I have been using an Oura ring to track HRV before, during, and after breathing meditations.
When you have a higher sleeping or resting HRV, you may be a healthy version of yourself. It may represent how quickly your heart rate can adapt and change. I think of it as how soon you can get into a "ready state." I've noticed the dip in HRV if I get a lack of proper sleep or after too much alcohol.
Heart Rate Variability is a relatively new health marker. It is the variation in time between each heartbeat. https://www.health.harvard.edu/blog/heart-rate-variability-new-way-track-well-2017112212789

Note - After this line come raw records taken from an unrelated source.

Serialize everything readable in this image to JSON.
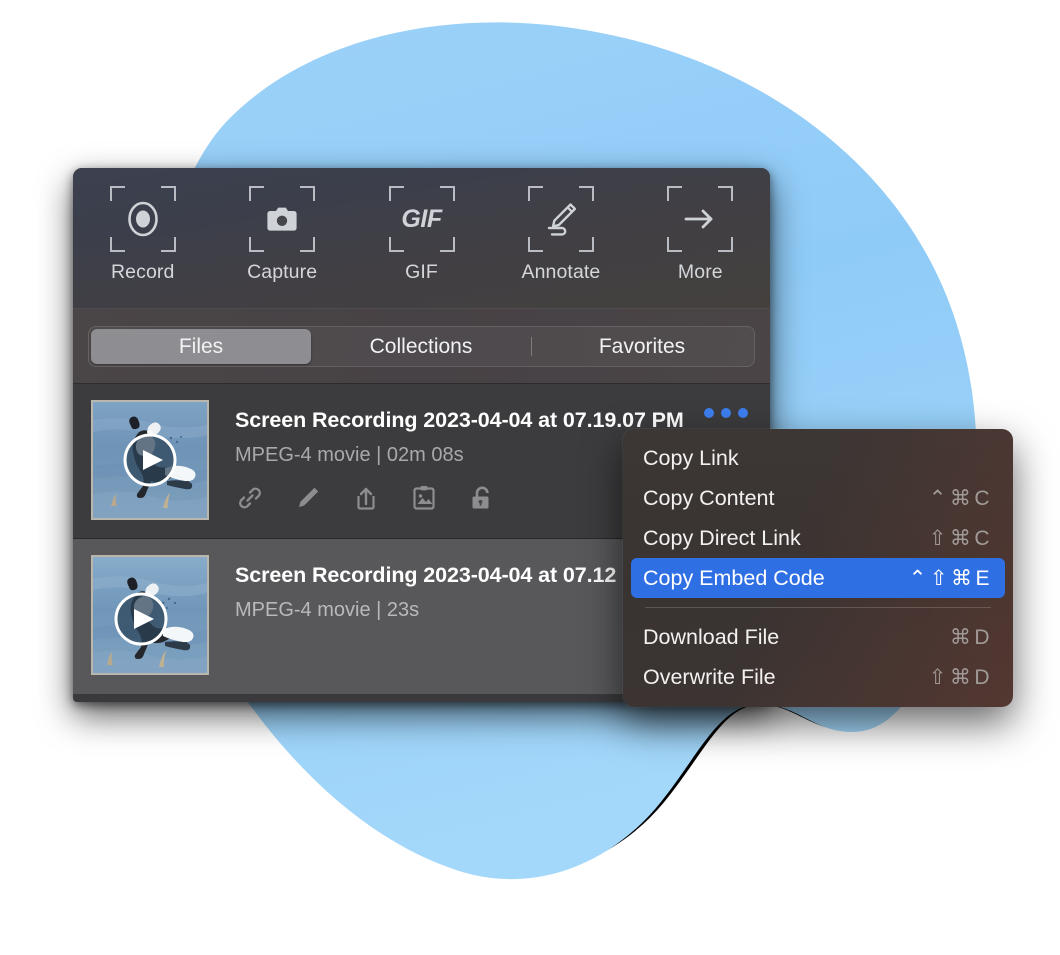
{
  "theme": {
    "blob_fill": "#8FCBF7",
    "blob_outline": "#000000",
    "panel_bg": "#3c3c3e",
    "row_hover_bg": "#58585b",
    "accent_blue": "#2f6fe4",
    "dots_blue": "#3d7ff0",
    "tab_active_bg": "#8e8e92"
  },
  "toolbar": {
    "items": [
      {
        "label": "Record",
        "icon": "record-icon"
      },
      {
        "label": "Capture",
        "icon": "camera-icon"
      },
      {
        "label": "GIF",
        "icon": "gif-icon",
        "glyph": "GIF"
      },
      {
        "label": "Annotate",
        "icon": "pencil-annotate-icon"
      },
      {
        "label": "More",
        "icon": "arrow-right-icon"
      }
    ]
  },
  "tabs": {
    "items": [
      {
        "label": "Files",
        "active": true
      },
      {
        "label": "Collections",
        "active": false
      },
      {
        "label": "Favorites",
        "active": false
      }
    ]
  },
  "files": [
    {
      "title": "Screen Recording 2023-04-04 at 07.19.07 PM",
      "subtitle": "MPEG-4 movie | 02m 08s",
      "thumbnail_alt": "dog splashing in blue water",
      "play_overlay": true,
      "actions": [
        {
          "name": "copy-link-icon",
          "label": "Copy Link"
        },
        {
          "name": "annotate-icon",
          "label": "Annotate"
        },
        {
          "name": "share-icon",
          "label": "Share"
        },
        {
          "name": "save-image-icon",
          "label": "Save to Clipboard"
        },
        {
          "name": "unlock-icon",
          "label": "Unlocked"
        }
      ],
      "more_button": "•••"
    },
    {
      "title": "Screen Recording 2023-04-04 at 07.12",
      "subtitle": "MPEG-4 movie | 23s",
      "thumbnail_alt": "dog splashing in blue water",
      "play_overlay": true,
      "actions": [],
      "more_button": ""
    }
  ],
  "context_menu": {
    "items": [
      {
        "label": "Copy Link",
        "shortcut": "",
        "selected": false,
        "separator_after": false
      },
      {
        "label": "Copy Content",
        "shortcut": "⌃⌘C",
        "selected": false,
        "separator_after": false
      },
      {
        "label": "Copy Direct Link",
        "shortcut": "⇧⌘C",
        "selected": false,
        "separator_after": false
      },
      {
        "label": "Copy Embed Code",
        "shortcut": "⌃⇧⌘E",
        "selected": true,
        "separator_after": true
      },
      {
        "label": "Download File",
        "shortcut": "⌘D",
        "selected": false,
        "separator_after": false
      },
      {
        "label": "Overwrite File",
        "shortcut": "⇧⌘D",
        "selected": false,
        "separator_after": false
      }
    ]
  }
}
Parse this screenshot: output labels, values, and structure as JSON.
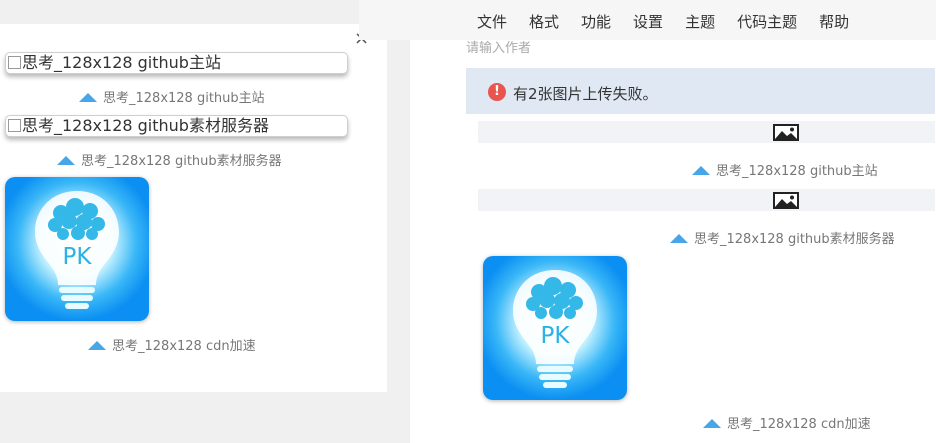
{
  "left_panel": {
    "close_symbol": "×",
    "images": [
      {
        "alt": "思考_128x128 github主站",
        "caption": "思考_128x128 github主站"
      },
      {
        "alt": "思考_128x128 github素材服务器",
        "caption": "思考_128x128 github素材服务器"
      }
    ],
    "logo_text": "PK",
    "logo_caption": "思考_128x128 cdn加速"
  },
  "menu": {
    "items": [
      "文件",
      "格式",
      "功能",
      "设置",
      "主题",
      "代码主题",
      "帮助"
    ]
  },
  "editor": {
    "author_placeholder": "请输入作者",
    "alert_symbol": "!",
    "alert_text": "有2张图片上传失败。",
    "captions": [
      "思考_128x128 github主站",
      "思考_128x128 github素材服务器"
    ],
    "logo_caption": "思考_128x128 cdn加速"
  },
  "colors": {
    "alert_bg": "#dfe8f3",
    "alert_icon": "#e8554e",
    "caption_triangle": "#46a6e8",
    "logo_blue": "#0b8ff2"
  }
}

Since we look at overnight measurements and long term changes as a sign of health, overtraining, or stress, it became apparent that short term data could be useful for creating particular mental states.
I recorded HRV for resting periods before and after 10-minute breathing mediations. I also recorded throughout the breathwork using this space-age measurement device.
I took these measurements right after waking up, before coffee, food, or exercise typically around 6:30 AM.
I would sit calmly for 5 minutes, do breathwork/meditation for 10 minutes then sit comfortably for another 5.
Here is the breathwork that gave me the most exciting results. Be sure to use appropriate safety precautions if you try this particularly if you are new to breathwork.
I did some variation on areas of focus compared to this video. In the video, I guide you through both nose/belly and chest/mouth breathwork. I suggest using more intense chest/mouth breaths to push yourself into a higher sympathetic state. Then slowing down to a calmer nose/belly breath before breath holds in order to practice changing to a parasympathetic state.
In these two sets of data below, I intentionally focused primarily on only either the nose/belly or chest/mouth breath.
I got predictable results. Here are some of the examples.
During this next data set, I switched to more focus on chest/mouth breathing.
The data seemed to indicate the I could bring my HRV higher during the breathwork while focusing on nose/belly breaths. It makes sense because breathing that way feels great and helps with focus. Any breathing also in general directly affects HRV and the nervous system. The part I found most interesting was during the resting periods after the breathwork. The mouth/chest focus data revealed a higher resting HRV for at least 5 minutes. This also made sense because we feel particularly amazing after intense breathing sessions.
It seems that using any preemptive breathwork; we create state changes that better prepare us for what lies ahead.
Let me know what happens to you after breathwork.